Somerton found the guitar in Gatineau, Que., pawn shop about 23 years ago, he said. At the time, he was looking for a guitar that wouldn't break the bank. This one was a little out of his price range, but he bought it anyway.
"It took a bit of a sacrifice to pick it up," he said with a chuckle.
Much like Wiseman before him, Somerton loved the instrument. Once an active member of Ottawa's rock scene, he now works as a truck driver delivering special artifacts to museums across North America. He says took the guitar with him on his travels for years, showing it off to anyone who would listen.
"I made a lot of friends with it," he said.
But he was always curious about the artist behind it. He searched for her after he bought it, he says, but had no luck tracking her down.
Now in the internet era, his daughter picked up where he left off. They finally got in touch with Kuryk, and on a recent trip to Winnipeg, Somerton met up with her to show her the guitar and tell her his story.
But when Kuryk told him the guitar, in fact, belonged to Wiseman, he knew what he had to do.
"I'll tell you a story. When I was just a small boy, my brother — who was five years my senior — took myself and my friend to a baseball game in Ottawa. And my friend and I found a wallet and was like, 'Oh, yay! Finders, keepers! There's money, we have money!'" he said.
"And I showed it to my brother, and he said, 'Oh no.' He said, 'The name of the fella's inside the wallet. We have to do our best to get it back to him. The rule is, if you know who it belongs to, you do your best to return it.'
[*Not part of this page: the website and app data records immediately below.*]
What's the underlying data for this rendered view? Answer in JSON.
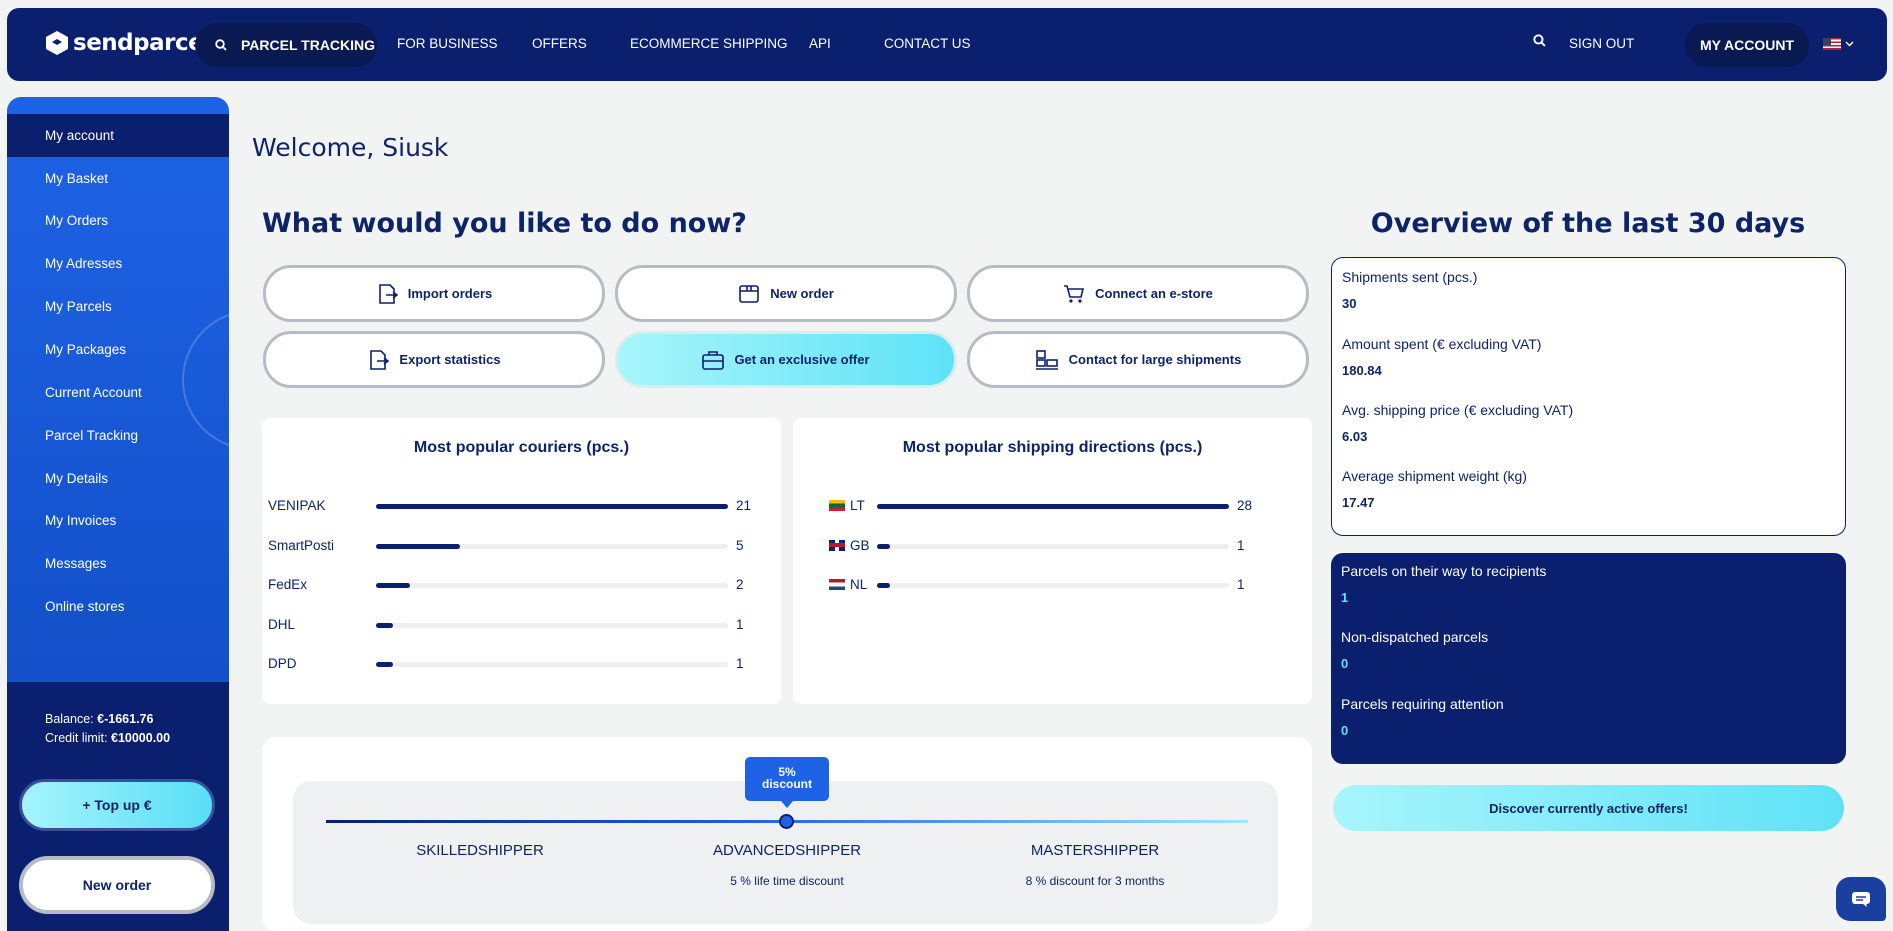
{
  "nav": {
    "brand": "sendparcel",
    "tracking": "PARCEL TRACKING",
    "links": [
      "FOR BUSINESS",
      "OFFERS",
      "ECOMMERCE SHIPPING",
      "API",
      "CONTACT US"
    ],
    "signout": "SIGN OUT",
    "account": "MY ACCOUNT"
  },
  "sidebar": {
    "items": [
      "My account",
      "My Basket",
      "My Orders",
      "My Adresses",
      "My Parcels",
      "My Packages",
      "Current Account",
      "Parcel Tracking",
      "My Details",
      "My Invoices",
      "Messages",
      "Online stores"
    ],
    "balance_label": "Balance:",
    "balance_value": "€-1661.76",
    "credit_label": "Credit limit:",
    "credit_value": "€10000.00",
    "topup": "+ Top up €",
    "new_order": "New order"
  },
  "main": {
    "welcome": "Welcome, Siusk",
    "question": "What would you like to do now?",
    "actions": [
      "Import orders",
      "New order",
      "Connect an e-store",
      "Export statistics",
      "Get an exclusive offer",
      "Contact for large shipments"
    ]
  },
  "chart_data": [
    {
      "type": "bar",
      "title": "Most popular couriers (pcs.)",
      "categories": [
        "VENIPAK",
        "SmartPosti",
        "FedEx",
        "DHL",
        "DPD"
      ],
      "values": [
        21,
        5,
        2,
        1,
        1
      ]
    },
    {
      "type": "bar",
      "title": "Most popular shipping directions (pcs.)",
      "categories": [
        "LT",
        "GB",
        "NL"
      ],
      "values": [
        28,
        1,
        1
      ]
    }
  ],
  "loyalty": {
    "tooltip_line1": "5%",
    "tooltip_line2": "discount",
    "levels": [
      {
        "name": "SKILLEDSHIPPER",
        "desc": ""
      },
      {
        "name": "ADVANCEDSHIPPER",
        "desc": "5 % life time discount"
      },
      {
        "name": "MASTERSHIPPER",
        "desc": "8 % discount for 3 months"
      }
    ]
  },
  "overview": {
    "title": "Overview of the last 30 days",
    "stats": [
      {
        "label": "Shipments sent (pcs.)",
        "value": "30"
      },
      {
        "label": "Amount spent (€ excluding VAT)",
        "value": "180.84"
      },
      {
        "label": "Avg. shipping price (€ excluding VAT)",
        "value": "6.03"
      },
      {
        "label": "Average shipment weight (kg)",
        "value": "17.47"
      }
    ],
    "parcels": [
      {
        "label": "Parcels on their way to recipients",
        "value": "1"
      },
      {
        "label": "Non-dispatched parcels",
        "value": "0"
      },
      {
        "label": "Parcels requiring attention",
        "value": "0"
      }
    ],
    "offers_button": "Discover currently active offers!"
  },
  "colors": {
    "navy": "#0b1f6f",
    "blue": "#1e63e6",
    "cyan": "#5ee2f7"
  }
}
"It stayed with me. So there was no question, it had to go to Bob."
With both men's busy schedules, and pandemic travel restrictions, it took months to arrange an in-person meeting.
But earlier this month, Somerton and and his wife drove from their home in Merrickville, Ont., to meet Wiseman in Toronto's High Park.
Somerton's only condition for returning the guitar was that Wiseman sign Somerton's copy of his latest book, Music Lessons.
"I mean that's the real story," Wiseman said. "This guy being that kind and sensitive and gracious."
Written by Sheena Goodyear and Mehek Mazhar. Interview with Bob Wiseman produced by John McGill.